DAML-S, WSDL, and the "Real World"

Eventually, of course, all this ontological declaration and high-level classification has to bottom out in real, working code. DAML-S calls this a "grounding", represented in DAML-S by the ServiceGrounding class. The ServiceModel and ServiceProfile parts of DAML-S are abstract representations of concrete services, and it is the ServiceGrounding which ties these two together. What is especially interesting is the relation between DAML-S's ServiceGrounding and WSDL. The DAML-S architects have discovered several important pathways of continuity between DAML-S and WSDL. First, what DAML-S conceptualizes as a grounding corresponds neatly with WSDL's notion of binding. Second, there is multipart correspondence of AtomicProcess to a WSDL operation (that is, variants of AtomicResponse correspond to the request-response, one-way, notification, and solicit-response variants of WSDL operation). Third, WSDL's abstract types, specified in XML Schema, overlap with the DAML-S declaration of service inputs and outputs, which can be specified by description-logic DAML+OIL classes.

Servicing the Future

Also in XML-Deviant

The More Things Change

Agile XML


Apple Watch

Life After Ajax?

By my lights it is the idea of grounding in DAML-S, and the likelihood of that idea being widely realized by WSDL, which propels DAML-S from the category of "interesting academic curiosity" to "something which may become part of my toolkit". Curiously, however, there is not too much that is Web-specific in DAML-S, which I count as another of its virtues. So even while the WSDL grounding will likely prove to be the most important, I haven't yet found any reason to think there could not be groundings based on high-level programming languages like Perl, Python, Lisp, Smalltalk, and so on. And if that's the case, it may well be possible to apply the advantages of DAML-S for web services to component programming in these languages. For example, it appears to be possible to use DAML-S to describe web server plugins such that, with the right infrastructure, one could do discovery, invocation, verification, composition, monitoring, and interoperation of these plugins. In a world where XML-RPC is being used as an intra-component server protocol to good effect, it's interesting to think about CPAN or an Apache module repository smoking DAML-S crack.

One thing DAML-S proves is that, as with nearly all comforting fictions, the "Services versus Semantics" debate turns out to be a big lie. Well, okay, maybe not a lie, but it's neither very accurate nor very enlightening. We would do well to cease believing in and fighting over and about it. Though we don't yet have any another story as stark or dramatic to replace it with, we as developers should do our best to learn to live without such stories.
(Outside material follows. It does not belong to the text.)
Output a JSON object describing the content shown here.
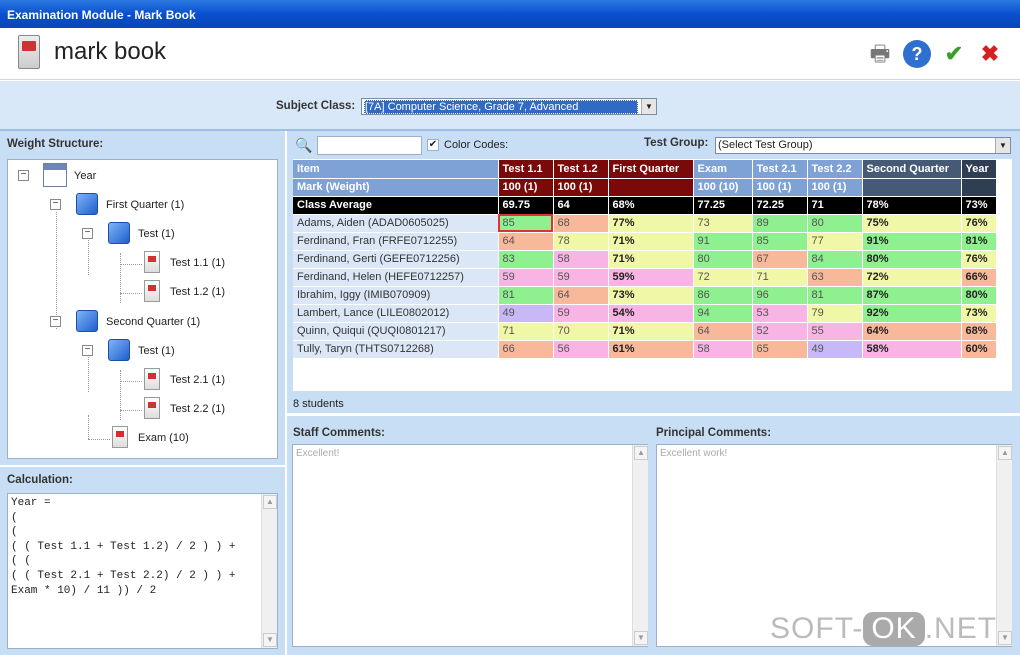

I suspect the future of the Web will be much like it is today, only different. Insofar as things like DAML-S succeed, that difference will be a pleasant and a happy one.

DAML-S Resources